Assignment :: Copy every line of the data that contains the string "view".

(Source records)
:::::

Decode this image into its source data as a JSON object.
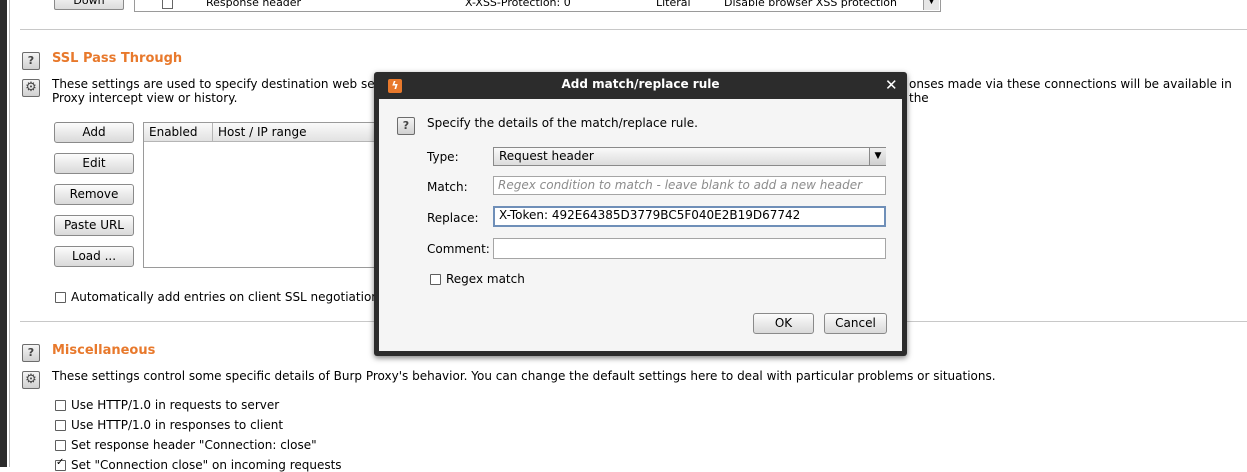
{
  "top_remnant": {
    "button_label": "Down",
    "row": {
      "type": "Response header",
      "match": "X-XSS-Protection: 0",
      "kind": "Literal",
      "comment": "Disable browser XSS protection"
    }
  },
  "ssl": {
    "title": "SSL Pass Through",
    "description_line1": "These settings are used to specify destination web server",
    "description_line1_right": "onses made via these connections will be available in the",
    "description_line2": "Proxy intercept view or history.",
    "buttons": [
      "Add",
      "Edit",
      "Remove",
      "Paste URL",
      "Load ..."
    ],
    "table_headers": [
      "Enabled",
      "Host / IP range"
    ],
    "auto_add_label": "Automatically add entries on client SSL negotiation fail"
  },
  "misc": {
    "title": "Miscellaneous",
    "description": "These settings control some specific details of Burp Proxy's behavior. You can change the default settings here to deal with particular problems or situations.",
    "options": [
      {
        "label": "Use HTTP/1.0 in requests to server",
        "checked": false
      },
      {
        "label": "Use HTTP/1.0 in responses to client",
        "checked": false
      },
      {
        "label": "Set response header \"Connection: close\"",
        "checked": false
      },
      {
        "label": "Set \"Connection close\" on incoming requests",
        "checked": true
      }
    ]
  },
  "dialog": {
    "title": "Add match/replace rule",
    "close_glyph": "✕",
    "intro": "Specify the details of the match/replace rule.",
    "type_label": "Type:",
    "type_value": "Request header",
    "match_label": "Match:",
    "match_placeholder": "Regex condition to match - leave blank to add a new header",
    "replace_label": "Replace:",
    "replace_value": "X-Token: 492E64385D3779BC5F040E2B19D67742",
    "comment_label": "Comment:",
    "comment_value": "",
    "regex_label": "Regex match",
    "ok_label": "OK",
    "cancel_label": "Cancel"
  },
  "colors": {
    "accent": "#e8792c",
    "title_bar": "#2c2c2c"
  }
}
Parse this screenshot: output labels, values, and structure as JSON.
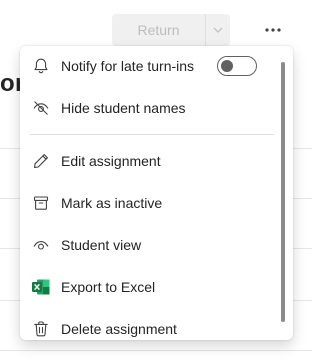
{
  "page": {
    "return_label": "Return",
    "heading_fragment": "ory"
  },
  "menu": {
    "items": [
      {
        "label": "Notify for late turn-ins",
        "icon": "bell-icon"
      },
      {
        "label": "Hide student names",
        "icon": "eye-off-icon"
      },
      {
        "label": "Edit assignment",
        "icon": "pencil-icon"
      },
      {
        "label": "Mark as inactive",
        "icon": "archive-icon"
      },
      {
        "label": "Student view",
        "icon": "eye-icon"
      },
      {
        "label": "Export to Excel",
        "icon": "excel-icon"
      },
      {
        "label": "Delete assignment",
        "icon": "trash-icon"
      }
    ],
    "notify_toggle_on": false
  },
  "colors": {
    "excel_green": "#107c41",
    "icon_gray": "#424242",
    "disabled_text": "#bdbdbd"
  }
}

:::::

Output below ::
    "description_line2": "Proxy intercept view or history.",
        "label": "Student view",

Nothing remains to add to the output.